Musk claims he wants to examine the proof supporting Twitter’s claim that spam and false accounts account for less than 5% of its users.
While Musk replied, “Still committed to the acquisition,” others speculate that this is not the case…
Last month, Elon Musk, the CEO of Tesla and SpaceX, proposed to acquire Twitter altogether for $44 billion, a considerable premium over the company’s current worth. This came after he quietly purchased about 10% of the firm.
Later, Twitter said that it would accept Musk’s $54.20 per share offer and invite him to join the company’s board of directors.
The majority of responses to the announcement were lukewarm, with many concerned that the entrepreneur’s vision of unrestricted free speech would lead to the loudest and most aggressive voices prevailing.
There are also concerns that misinformation may spread much further.
Elon Musk Twitter deal on hold
Musk tweeted the update today.
Twitter deal temporarily on hold pending details supporting calculation that spam/fake accounts do indeed represent less than 5% of usershttps://t.co/Y2t0QMuuyn
— Elon Musk (@elonmusk) May 13, 2022
Theory 1: Musk can no longer afford the purchase
Hindenburg Research, a firm that has a short position on Twitter’s stock, published a report on Monday stating that there is “a significant risk that the deal gets repriced lower.” While Hindenburg voiced support for “Musk’s efforts to take the company private” and said it believes Musk “could get it done,” it also wrote that he has no reason to follow through with his initial offer. The report went on to question how Musk would finance the buyout, writing that “placing both Twitter (and ultimately Tesla’s) future on a foundation of further equity-backed margin loans, or potentially more sales of Tesla equity amidst a volatile market, adds risk to both enterprises.”
Theory 2: Musk wants to renegotiate
Some are suggesting that this is simply paving the way to reduce his offer – possibly prompted by his co-investors, suggests Reuters.
While Musk has said he does not care about the economics of buying Twitter, some investors think the 27% drop in Tesla shares since he revealed his stake is driven partly by concerns he may have to sell more shares.
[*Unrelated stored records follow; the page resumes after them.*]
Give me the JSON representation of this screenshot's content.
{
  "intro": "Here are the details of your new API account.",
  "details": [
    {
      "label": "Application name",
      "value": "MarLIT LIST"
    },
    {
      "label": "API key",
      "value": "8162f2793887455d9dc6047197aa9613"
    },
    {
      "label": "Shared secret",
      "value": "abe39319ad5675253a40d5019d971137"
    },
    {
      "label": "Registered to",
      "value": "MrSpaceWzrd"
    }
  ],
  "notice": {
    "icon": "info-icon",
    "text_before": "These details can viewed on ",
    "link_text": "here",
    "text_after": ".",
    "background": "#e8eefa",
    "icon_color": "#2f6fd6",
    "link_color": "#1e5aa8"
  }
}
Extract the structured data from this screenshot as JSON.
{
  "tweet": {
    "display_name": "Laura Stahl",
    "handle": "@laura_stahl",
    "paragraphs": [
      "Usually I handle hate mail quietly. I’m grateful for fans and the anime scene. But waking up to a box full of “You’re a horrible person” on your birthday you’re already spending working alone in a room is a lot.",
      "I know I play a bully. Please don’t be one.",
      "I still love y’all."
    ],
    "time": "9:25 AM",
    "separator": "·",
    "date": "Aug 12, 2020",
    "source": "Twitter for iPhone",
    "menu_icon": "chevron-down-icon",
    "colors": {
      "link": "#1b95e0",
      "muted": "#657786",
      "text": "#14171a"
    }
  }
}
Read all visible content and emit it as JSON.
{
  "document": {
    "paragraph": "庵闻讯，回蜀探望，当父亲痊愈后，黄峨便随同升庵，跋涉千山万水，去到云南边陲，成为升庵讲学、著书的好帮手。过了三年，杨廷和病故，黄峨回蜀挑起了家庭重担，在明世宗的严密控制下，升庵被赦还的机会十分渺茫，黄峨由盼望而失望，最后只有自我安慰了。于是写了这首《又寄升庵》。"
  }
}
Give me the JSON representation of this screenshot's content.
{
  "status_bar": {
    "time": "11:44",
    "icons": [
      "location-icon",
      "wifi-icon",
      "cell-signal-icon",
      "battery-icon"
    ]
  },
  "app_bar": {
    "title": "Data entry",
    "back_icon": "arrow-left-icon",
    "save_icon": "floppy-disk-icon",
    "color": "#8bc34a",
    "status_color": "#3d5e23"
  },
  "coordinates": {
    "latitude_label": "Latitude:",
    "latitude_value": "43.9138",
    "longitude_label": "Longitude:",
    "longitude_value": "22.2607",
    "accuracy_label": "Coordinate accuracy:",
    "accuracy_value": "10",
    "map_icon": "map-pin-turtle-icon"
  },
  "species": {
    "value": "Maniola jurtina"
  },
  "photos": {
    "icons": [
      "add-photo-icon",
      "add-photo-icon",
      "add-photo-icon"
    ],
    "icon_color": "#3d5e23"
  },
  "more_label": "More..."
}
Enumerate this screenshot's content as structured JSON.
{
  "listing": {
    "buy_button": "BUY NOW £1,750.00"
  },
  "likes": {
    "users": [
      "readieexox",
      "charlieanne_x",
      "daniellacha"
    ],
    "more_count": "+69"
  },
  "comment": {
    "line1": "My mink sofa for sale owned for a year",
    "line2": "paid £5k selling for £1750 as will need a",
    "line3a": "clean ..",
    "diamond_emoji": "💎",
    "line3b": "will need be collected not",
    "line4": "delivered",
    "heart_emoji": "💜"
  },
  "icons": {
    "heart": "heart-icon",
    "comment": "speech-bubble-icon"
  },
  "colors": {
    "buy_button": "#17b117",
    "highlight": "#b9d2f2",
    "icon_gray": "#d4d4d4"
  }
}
Therefore Tesla’s stock would be under less pressure if Musk can negotiate a lower acquisition price. Some co-investors may egg him on if they become concerned about overpaying.